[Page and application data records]
* * * *

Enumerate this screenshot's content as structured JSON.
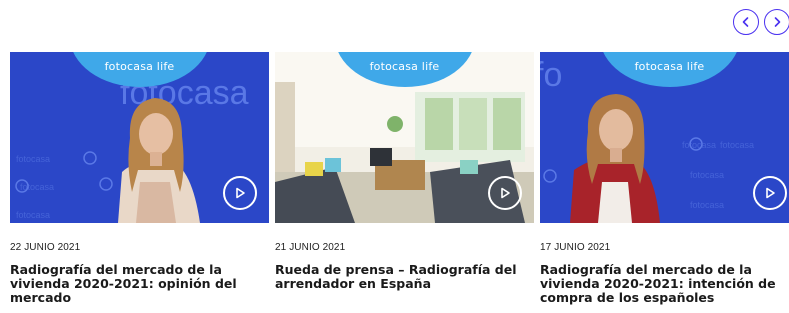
{
  "nav": {
    "prev_icon": "chevron-left-icon",
    "next_icon": "chevron-right-icon",
    "accent": "#4a31f0"
  },
  "cards": [
    {
      "badge": "fotocasa life",
      "date": "22 JUNIO 2021",
      "title": "Radiografía del mercado de la vivienda 2020-2021: opinión del mercado",
      "play_icon": "play-icon"
    },
    {
      "badge": "fotocasa life",
      "date": "21 JUNIO 2021",
      "title": "Rueda de prensa – Radiografía del arrendador en España",
      "play_icon": "play-icon"
    },
    {
      "badge": "fotocasa life",
      "date": "17 JUNIO 2021",
      "title": "Radiografía del mercado de la vivienda 2020-2021: intención de compra de los españoles",
      "play_icon": "play-icon"
    }
  ],
  "colors": {
    "badge": "#3fa8e9",
    "video_bg": "#2a47c9"
  }
}
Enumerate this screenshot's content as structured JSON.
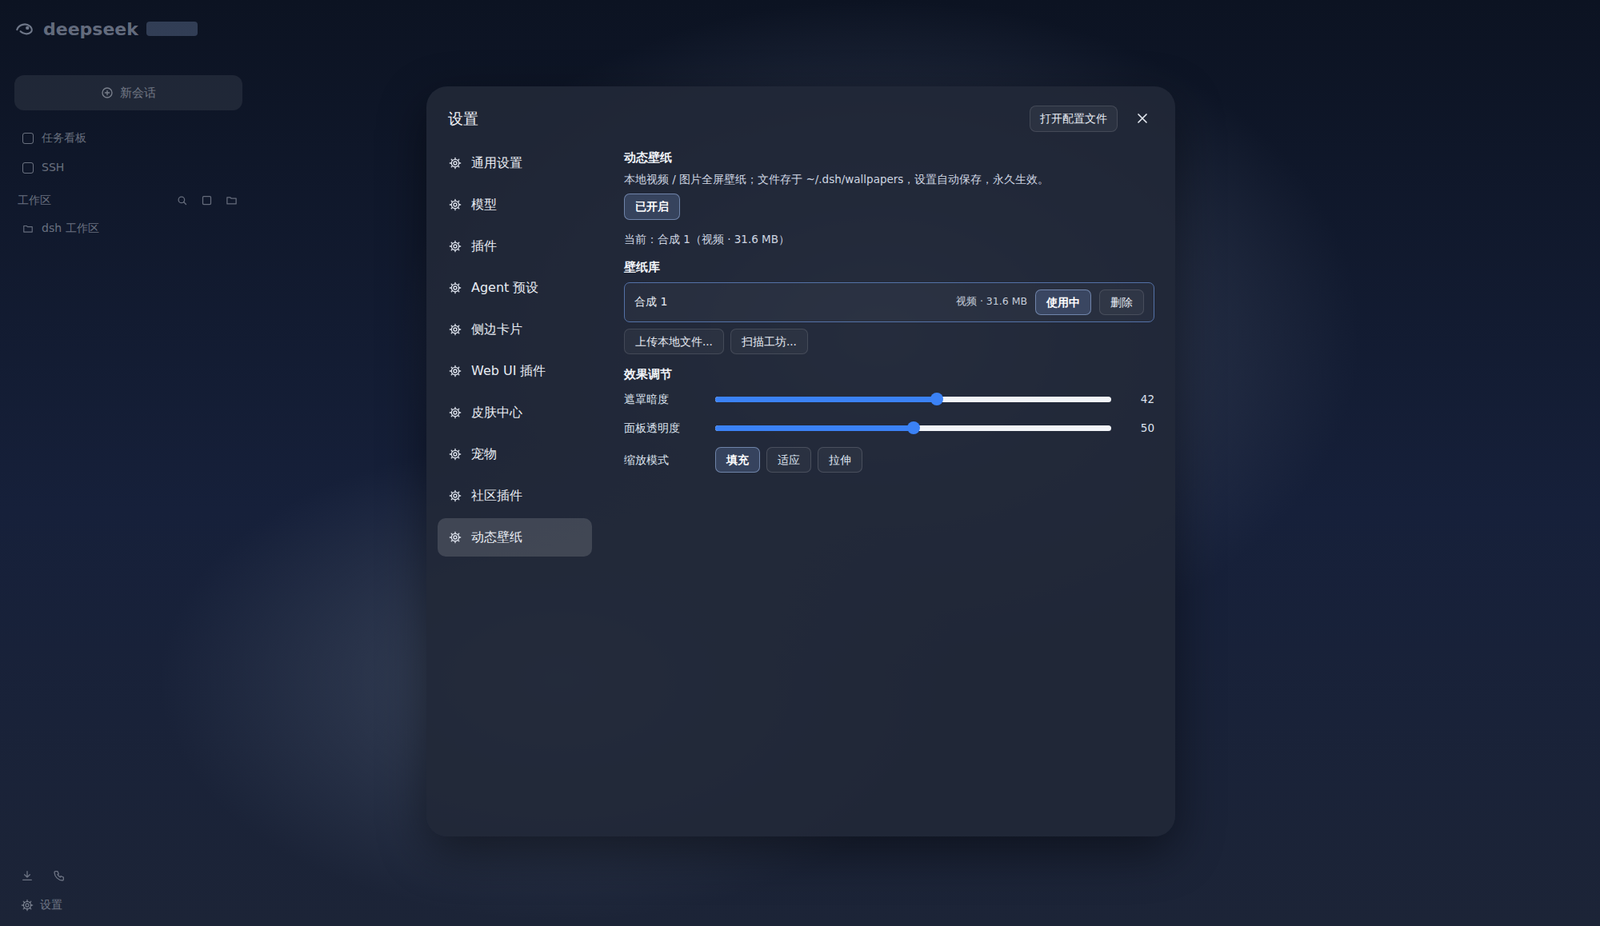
{
  "app": {
    "logo": "deepseek",
    "new_chat": "新会话",
    "nav": [
      {
        "label": "任务看板"
      },
      {
        "label": "SSH"
      }
    ],
    "workspace_header": "工作区",
    "workspaces": [
      {
        "label": "dsh 工作区"
      }
    ],
    "settings": "设置"
  },
  "modal": {
    "title": "设置",
    "open_config": "打开配置文件",
    "nav": [
      {
        "label": "通用设置",
        "selected": false
      },
      {
        "label": "模型",
        "selected": false
      },
      {
        "label": "插件",
        "selected": false
      },
      {
        "label": "Agent 预设",
        "selected": false
      },
      {
        "label": "侧边卡片",
        "selected": false
      },
      {
        "label": "Web UI 插件",
        "selected": false
      },
      {
        "label": "皮肤中心",
        "selected": false
      },
      {
        "label": "宠物",
        "selected": false
      },
      {
        "label": "社区插件",
        "selected": false
      },
      {
        "label": "动态壁纸",
        "selected": true
      }
    ],
    "section": {
      "title": "动态壁纸",
      "description": "本地视频 / 图片全屏壁纸；文件存于 ~/.dsh/wallpapers，设置自动保存，永久生效。",
      "toggle": {
        "label": "已开启",
        "on": true
      },
      "current": "当前：合成 1（视频 · 31.6 MB）",
      "library_title": "壁纸库",
      "library": [
        {
          "name": "合成 1",
          "meta": "视频 · 31.6 MB",
          "use_label": "使用中",
          "selected": true,
          "delete_label": "删除"
        }
      ],
      "actions": [
        "上传本地文件...",
        "扫描工坊..."
      ],
      "effects_title": "效果调节",
      "sliders": [
        {
          "label": "遮罩暗度",
          "level": 0.56,
          "reading": "42"
        },
        {
          "label": "面板透明度",
          "level": 0.5,
          "reading": "50"
        }
      ],
      "scale": {
        "label": "缩放模式",
        "options": [
          {
            "label": "填充",
            "selected": true
          },
          {
            "label": "适应",
            "selected": false
          },
          {
            "label": "拉伸",
            "selected": false
          }
        ]
      }
    }
  }
}
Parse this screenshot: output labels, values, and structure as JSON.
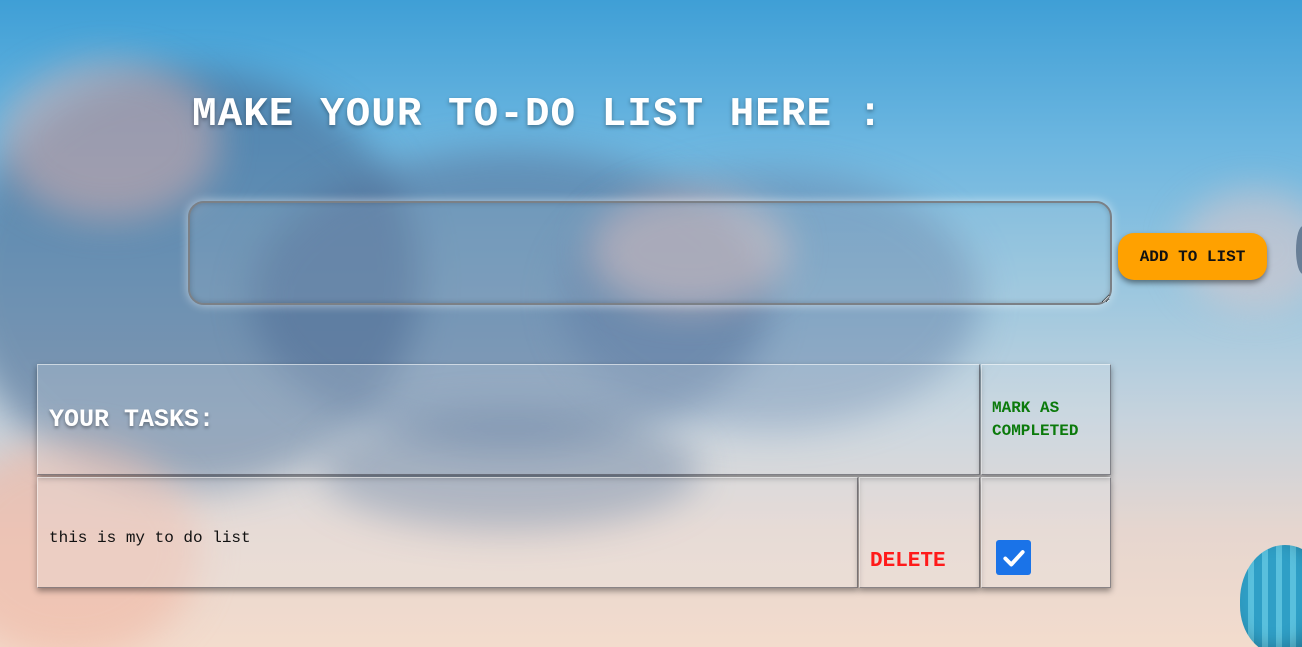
{
  "page": {
    "title": "MAKE YOUR TO-DO LIST HERE :"
  },
  "form": {
    "input_value": "",
    "add_button_label": "ADD TO LIST"
  },
  "table": {
    "header_tasks": "YOUR TASKS:",
    "header_completed": "MARK AS COMPLETED",
    "rows": [
      {
        "task": "this is my to do list",
        "delete_label": "DELETE",
        "completed": true
      }
    ]
  },
  "colors": {
    "button_bg": "#ffa100",
    "delete_text": "#ff1a1a",
    "completed_header_text": "#0b7a0b",
    "checkbox_bg": "#1a73e8"
  },
  "icons": {
    "checkbox": "checkmark-icon"
  }
}
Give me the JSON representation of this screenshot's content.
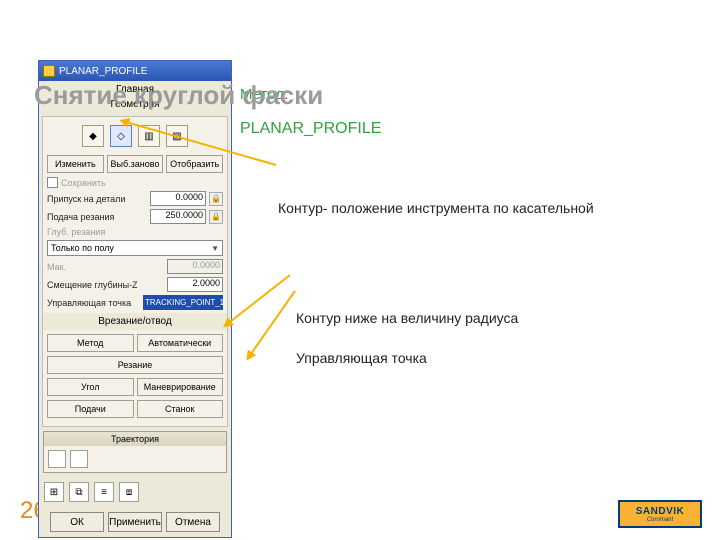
{
  "slide": {
    "title": "Снятие круглой фаски",
    "method_label_green": "Метод",
    "method_label_red": ":",
    "method_value": "PLANAR_PROFILE",
    "page_number": "26"
  },
  "annotations": {
    "contour_tangent": "Контур- положение инструмента по касательной",
    "contour_below": "Контур ниже на величину радиуса",
    "control_point": "Управляющая точка"
  },
  "dialog": {
    "title": "PLANAR_PROFILE",
    "main_section": "Геометрия",
    "geometry_buttons": {
      "edit": "Изменить",
      "reselect": "Выб.заново",
      "display": "Отобразить"
    },
    "save_checkbox_label": "Сохранить",
    "fields": {
      "part_stock_label": "Припуск на детали",
      "part_stock_value": "0.0000",
      "feed_label": "Подача резания",
      "feed_value": "250.0000",
      "cut_depth_label": "Глуб. резания",
      "floor_only": "Только по полу",
      "max_label": "Мак.",
      "max_value": "0.0000",
      "z_offset_label": "Смещение глубины-Z",
      "z_offset_value": "2.0000",
      "control_point_label": "Управляющая точка",
      "control_point_value": "TRACKING_POINT_1"
    },
    "engage_section": "Врезание/отвод",
    "engage_buttons": {
      "method": "Метод",
      "auto": "Автоматически",
      "cutting": "Резание",
      "corner": "Угол",
      "maneuver": "Маневрирование",
      "feeds": "Подачи",
      "machine": "Станок"
    },
    "trajectory_label": "Траектория",
    "dialog_buttons": {
      "ok": "ОК",
      "apply": "Применить",
      "cancel": "Отмена"
    }
  },
  "logo": {
    "brand": "SANDVIK",
    "sub": "Coromant"
  }
}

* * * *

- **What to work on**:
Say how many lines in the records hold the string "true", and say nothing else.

- **Problem solution**:
5